■ How to complete this task ■
Return each record exactly as it appears, so that nothing is dropped or altered.

■ Information shown ■

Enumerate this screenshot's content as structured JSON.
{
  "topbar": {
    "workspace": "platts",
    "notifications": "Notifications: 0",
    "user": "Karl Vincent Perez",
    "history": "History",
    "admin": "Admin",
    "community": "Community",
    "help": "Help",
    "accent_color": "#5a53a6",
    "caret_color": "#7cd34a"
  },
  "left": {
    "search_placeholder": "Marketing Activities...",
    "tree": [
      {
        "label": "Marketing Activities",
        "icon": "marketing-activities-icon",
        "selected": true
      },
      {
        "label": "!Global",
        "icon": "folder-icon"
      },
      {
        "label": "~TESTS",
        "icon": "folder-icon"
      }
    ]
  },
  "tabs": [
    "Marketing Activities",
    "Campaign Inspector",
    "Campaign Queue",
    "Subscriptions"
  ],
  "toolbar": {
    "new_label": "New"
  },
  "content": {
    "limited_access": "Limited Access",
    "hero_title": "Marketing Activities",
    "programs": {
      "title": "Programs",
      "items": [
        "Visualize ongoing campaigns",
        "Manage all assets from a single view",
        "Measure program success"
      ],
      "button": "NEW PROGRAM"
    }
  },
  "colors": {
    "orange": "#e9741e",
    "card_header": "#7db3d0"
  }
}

■ Exercise solution ■
Enumerate this screenshot's content as structured JSON.
{
  "topbar": {
    "workspace": "platts",
    "notifications": "Notifications: 0",
    "user": "Karl Vincent Perez",
    "history": "History",
    "admin": "Admin",
    "community": "Community",
    "help": "Help",
    "accent_color": "#5a53a6",
    "caret_color": "#7cd34a"
  },
  "left": {
    "search_placeholder": "Marketing Activities...",
    "tree": [
      {
        "label": "Marketing Activities",
        "icon": "marketing-activities-icon",
        "selected": true
      },
      {
        "label": "!Global",
        "icon": "folder-icon"
      },
      {
        "label": "~TESTS",
        "icon": "folder-icon"
      }
    ]
  },
  "tabs": [
    "Marketing Activities",
    "Campaign Inspector",
    "Campaign Queue",
    "Subscriptions"
  ],
  "toolbar": {
    "new_label": "New"
  },
  "content": {
    "limited_access": "Limited Access",
    "hero_title": "Marketing Activities",
    "programs": {
      "title": "Programs",
      "items": [
        "Visualize ongoing campaigns",
        "Manage all assets from a single view",
        "Measure program success"
      ],
      "button": "NEW PROGRAM"
    }
  },
  "colors": {
    "orange": "#e9741e",
    "card_header": "#7db3d0"
  }
}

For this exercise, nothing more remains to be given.